Iran Spokesman Confirms Mysterious Disruption Of GPS Signals In Tehran
Government Spokesman Ali Rabiei on Tuesday confirmed a recent disruption in Global Positioning System (GPS) signals in Tehran and said the Supreme National Security Council (SNSC) had been tasked with investigating “to identify the consequences and fix [the problem].”
Rabiei told reporters there was no connection between the disruption of GPS signals and the death of at least 12 hikers in snowstorms and avalanches in mountains north of Tehran since heavy snow began falling on Friday. Social media users have blamed the deaths on the disruption of navigation.
Rabiei said the Minister of Sports and Youth, Masoud Soltanifar, had brought the hikers’ deaths and possible connection to GPS disruption to the attention of the cabinet. “But these hikers lost their lives due to the minus-30 degrees cold and heavy winds,” Rabiei said.
Social media users and taxi drivers have for two years reported numerous cases of losing their way when navigating by GPS, but the jamming of signals has increased in recent weeks, and the problem has considerably worsened since Thursday.

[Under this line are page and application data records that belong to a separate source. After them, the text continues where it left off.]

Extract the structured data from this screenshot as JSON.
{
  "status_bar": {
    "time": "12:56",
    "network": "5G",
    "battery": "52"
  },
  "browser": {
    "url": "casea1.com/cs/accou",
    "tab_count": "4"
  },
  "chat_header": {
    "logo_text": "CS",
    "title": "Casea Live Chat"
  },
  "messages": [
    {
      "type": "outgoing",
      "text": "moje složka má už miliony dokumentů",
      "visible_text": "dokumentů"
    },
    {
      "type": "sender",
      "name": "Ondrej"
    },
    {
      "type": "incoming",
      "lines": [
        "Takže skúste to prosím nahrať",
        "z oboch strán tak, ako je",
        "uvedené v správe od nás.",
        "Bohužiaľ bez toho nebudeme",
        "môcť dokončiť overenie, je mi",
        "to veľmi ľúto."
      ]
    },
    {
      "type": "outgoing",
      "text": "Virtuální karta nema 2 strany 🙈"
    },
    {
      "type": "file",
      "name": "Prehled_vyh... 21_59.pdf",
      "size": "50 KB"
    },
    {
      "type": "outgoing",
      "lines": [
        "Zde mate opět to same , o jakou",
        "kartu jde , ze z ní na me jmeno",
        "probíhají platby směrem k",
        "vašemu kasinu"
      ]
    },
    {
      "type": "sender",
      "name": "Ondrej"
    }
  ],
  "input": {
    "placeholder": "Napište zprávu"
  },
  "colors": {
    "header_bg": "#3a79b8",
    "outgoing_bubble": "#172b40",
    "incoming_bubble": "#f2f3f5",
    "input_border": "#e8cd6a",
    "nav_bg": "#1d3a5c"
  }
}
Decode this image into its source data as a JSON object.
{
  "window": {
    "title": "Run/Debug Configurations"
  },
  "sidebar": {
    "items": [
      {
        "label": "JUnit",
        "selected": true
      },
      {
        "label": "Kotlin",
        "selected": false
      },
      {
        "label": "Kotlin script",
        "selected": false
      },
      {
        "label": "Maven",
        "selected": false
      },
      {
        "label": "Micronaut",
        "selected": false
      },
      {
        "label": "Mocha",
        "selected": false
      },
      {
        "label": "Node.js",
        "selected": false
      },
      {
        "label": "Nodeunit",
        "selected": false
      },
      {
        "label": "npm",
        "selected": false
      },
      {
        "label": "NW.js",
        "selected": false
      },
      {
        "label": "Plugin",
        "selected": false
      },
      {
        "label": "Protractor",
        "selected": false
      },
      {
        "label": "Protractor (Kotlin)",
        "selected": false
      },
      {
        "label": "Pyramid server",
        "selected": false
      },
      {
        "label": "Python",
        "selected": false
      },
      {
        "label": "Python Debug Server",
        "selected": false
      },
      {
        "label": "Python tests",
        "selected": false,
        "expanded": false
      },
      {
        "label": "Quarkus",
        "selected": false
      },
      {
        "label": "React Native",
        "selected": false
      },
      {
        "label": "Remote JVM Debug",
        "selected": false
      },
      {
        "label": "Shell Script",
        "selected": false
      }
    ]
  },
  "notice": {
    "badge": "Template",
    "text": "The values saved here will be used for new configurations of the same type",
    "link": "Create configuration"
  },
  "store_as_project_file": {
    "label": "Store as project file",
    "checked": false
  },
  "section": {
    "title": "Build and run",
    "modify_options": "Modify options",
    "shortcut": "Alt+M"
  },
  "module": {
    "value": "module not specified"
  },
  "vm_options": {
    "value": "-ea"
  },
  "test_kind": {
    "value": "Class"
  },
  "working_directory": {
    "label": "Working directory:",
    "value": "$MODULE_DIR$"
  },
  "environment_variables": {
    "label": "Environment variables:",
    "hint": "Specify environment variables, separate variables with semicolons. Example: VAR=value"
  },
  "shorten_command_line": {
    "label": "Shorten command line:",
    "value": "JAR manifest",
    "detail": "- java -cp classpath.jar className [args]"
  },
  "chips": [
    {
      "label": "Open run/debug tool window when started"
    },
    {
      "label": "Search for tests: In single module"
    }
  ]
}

On July 1, 2019 the head of Iran's Radio Signals Organization, Hossein Falah-Joshghani, told the news agency IRNA that there had been many complaints about disruption in GPS signals, which had affected air navigation. Falah-Joshghani said it was deliberate but did not attribute blame. Similar disruption were reported in 2011 and 2018 around Tehran.
An official of the Ministry of Communications, Seyed-Jamal Hadian, on April 14 was quoted by Ensaf News that the ministry had lodged a complaint with the judiciary against the body responsible for jamming GPS signals. According to Hadian GPS jamming had nearly caused a plane crash and the SNSC had been informed.
Many social media users have pointed a finger at the Revolutionary Guards (IRGC) for the jamming and say the practice has increased since the assassination of nuclear scientist Mohsen Fakhrizadeh near Tehran on November 27. An IRGC commander, Brigadier-General Ali Fadavi, on December 7 told the media that Fakhrizadeh was killed by a satellite-controlled machine gun.